   Amended in 2007 to permit paired donation
   Establishes regulatory framework
   Creates criminal offense
                 Criminal Offense Issues




   Scienter requirement: “knowingly”
   Focus on organs as opposed to people?
   Valuable consideration – does not include
    reasonable expenses/compensation
   Potential sentence
                Criminal Offense Issues cont.




   No criminal liability for attempt
   Does NOT create civil private right of action
   Jurisdictional questions
     Federal via U.S. Constitution
     Extraterritorial?
      Challenges in Investigations/Prosecutions




   Choice of defendant
   Payment = valuable consideration?
   Problems proving mens rea
   Jury appeal
             U.S. Litigation: NOTA

Immigration law       Criminal law       Criminal law

• NOTA              • Conspiracy to    • Conspiracy to
  conviction is a     harvest            coordinate
  “serious non-       corneas from       donation
  political”          executed           between
  crime               Chinese            buyer and
• Bar to asylum       prisoners          seller
  eligibility       • Thrown out for   • Currently
                      evidentiary        pending in
                      problems           New Jersey
U.S. Litigation: Other theories?
Case Study:
United States v. Levy Izhak Rosenbaum

In 2009,
Rosenbaum
was arrested
on charges
that he
agreed to
broker a sale
of a kidney
by an Israeli
donor to a
recipient in
the U.S. for
$150,000.
                Investigation Techniques

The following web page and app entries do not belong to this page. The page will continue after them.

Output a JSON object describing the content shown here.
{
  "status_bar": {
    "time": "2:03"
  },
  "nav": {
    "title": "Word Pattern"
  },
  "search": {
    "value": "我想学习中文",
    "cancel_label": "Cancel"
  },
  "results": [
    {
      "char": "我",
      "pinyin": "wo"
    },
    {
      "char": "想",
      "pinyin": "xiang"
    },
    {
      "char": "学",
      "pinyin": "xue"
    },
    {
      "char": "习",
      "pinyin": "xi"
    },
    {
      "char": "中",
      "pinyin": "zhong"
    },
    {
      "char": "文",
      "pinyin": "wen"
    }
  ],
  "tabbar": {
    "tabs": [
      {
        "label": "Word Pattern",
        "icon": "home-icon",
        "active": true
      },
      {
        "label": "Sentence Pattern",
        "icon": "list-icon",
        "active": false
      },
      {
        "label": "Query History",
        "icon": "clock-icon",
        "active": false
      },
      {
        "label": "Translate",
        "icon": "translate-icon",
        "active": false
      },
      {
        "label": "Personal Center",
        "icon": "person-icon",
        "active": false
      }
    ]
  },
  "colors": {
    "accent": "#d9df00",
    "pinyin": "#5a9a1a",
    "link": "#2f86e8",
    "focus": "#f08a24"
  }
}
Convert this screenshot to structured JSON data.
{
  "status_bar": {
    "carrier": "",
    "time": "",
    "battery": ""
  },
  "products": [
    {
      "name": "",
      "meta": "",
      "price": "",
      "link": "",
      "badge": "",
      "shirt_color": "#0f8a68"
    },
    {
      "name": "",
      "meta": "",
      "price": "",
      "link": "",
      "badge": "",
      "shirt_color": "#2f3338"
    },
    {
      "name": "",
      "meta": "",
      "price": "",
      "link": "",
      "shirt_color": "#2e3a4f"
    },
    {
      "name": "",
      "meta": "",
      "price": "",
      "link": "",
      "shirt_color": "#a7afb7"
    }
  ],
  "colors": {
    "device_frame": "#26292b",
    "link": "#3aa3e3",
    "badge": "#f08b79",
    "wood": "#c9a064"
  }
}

   Context of ongoing investigation of other crimes
    and other targets
   Use of undercover agent
   Use of cooperating witness
   Setting up the sale
   Evidence of other brokered agreements
                         Prosecution



   Legal theories:
     For UC operation, conspiracy charge
     Substantive NOTA violation for completed sales

     Possible wire fraud charges

   Sentencing considerations:
          forfeiture
     Asset

     Money laundering
Case Study:
Hypothetical fact pattern

In 2009, S.,
pays C
$25,000 for a
kidney. They
tell the
transplant
team they met
in bible class.
They do not
speak the
same language
and do not
appear to
know each
other.
                        Issues



   Who is the defendant?
   Was the payment valuable consideration?
   If it happened overseas, jurisdiction?
   Immigration crime of donor?
   Sentencing/punishment – seize assets?
      Glenna MacGregor
         Trial Attorney
  Human Rights and Special
    Prosecutions Section
       Criminal Division
  U.S. Department of Justice
 1301 New York Avenue N.W.
   Washington, D.C. 20350
       +01-202-305-1080
glenna.macgregor@usdoj.gov

				
DOCUMENT INFO
Shared By:
Categories:
Tags:
Stats:
views:15
posted:3/21/2012
language:Latin
pages:20